Verticality seems a popular orientation this year. At roughly 6 feet tall and 40 inches wide, Graham Keegen's oil-on-paper abstraction "Your Ascent" is one of the largest works at Union Station. Keegen's phantasmagorical aggregation of bubbly, lime-green circles, surreal white stairs and smooth loops unfolds over a rich red-orange background. The theme of ascension is conveyed by a subtle, vermicular mass of abstract shapes rising and diminishing in space, like a winding trail climbing a hillside.
The oil pastel "Two Views" by Helene Amses is a vertical diptych presenting two views of a placid river. Amses matted and framed together a duet of long horizontal compositions -- one atop the other. The upper composition portrays a wooded riverbank, while the lower looks downstream, the riverbanks receding to a vanishing point. Amses activates her muted hues of pale blue, yellow and gray with rhythmic, staccato scratches across her oil-pastel surfaces. She also skillfully modulates values, beckoning the eye with white along the horizon lines of both landscapes.
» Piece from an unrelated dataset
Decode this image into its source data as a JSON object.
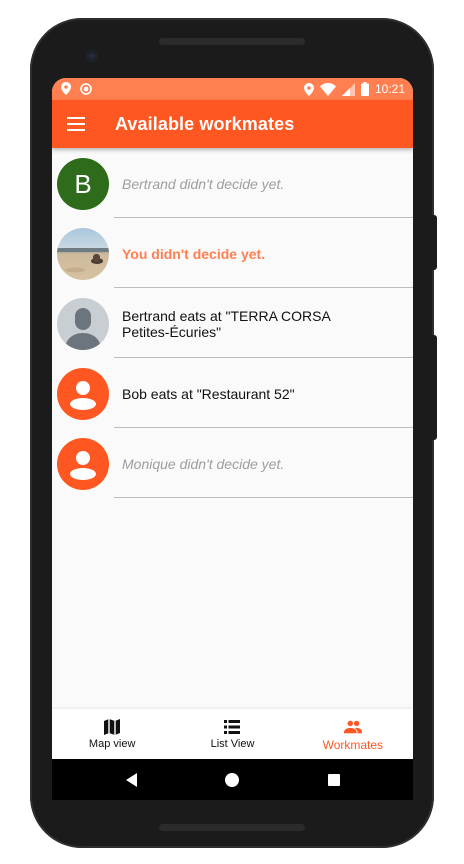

"NYC: From the Train II" by Judith Rey is a Hopperesque cityscape, defined by a solid composition of angles and rectangles. In fact, the roughly 30-by-40-inch oil on canvas contains no curves at all. Rey portrays a tilted, red brick wall, as if from a snapshot taken out of a passing train. A geometric matrix of warm and cool grays surrounds the building's façade. The sky is steely gray, and the building's shadows are closely keyed deep blues, browns and black. The upper quarter of Rey's canvas is horizontally bisected by a wide, black power line in the extreme foreground. It's the only line that isn't gently angled vis-à-vis the edges of the picture plane. By virtue of Rey's spatial organization, "NYC: From the Train II" is a very sophisticated painting.
Photography has always been included in the Art's Alive show at Union Station, and two of the strongest photographic works this year are Eugene Garron's hand-tinted "This Old Farm" and Bruce Pendelton's stop-action shot, "The Golf Ball." Garron captured a ramshackle homestead with five planters full of flowers in the middle of its yard. The planters are made of cast-off metal cans and other detritus. Three bunches of flowers are fiery crimson; two are bright yellow. Garron also tinted trees and clumps of grass green, and the rest of the scene was imparted with warm sepia tones. Pendelton's "The Golf Ball" is a monochromatic, close-up digital photo of icy blue that captures the precise instant when a golf ball splashes into water.
About 40 artists are featured in the 2006 edition of Art's Alive. Participation has fluctuated over the years, as has the organization's leadership, but here's hoping it will continue to grow and thrive in its third decade.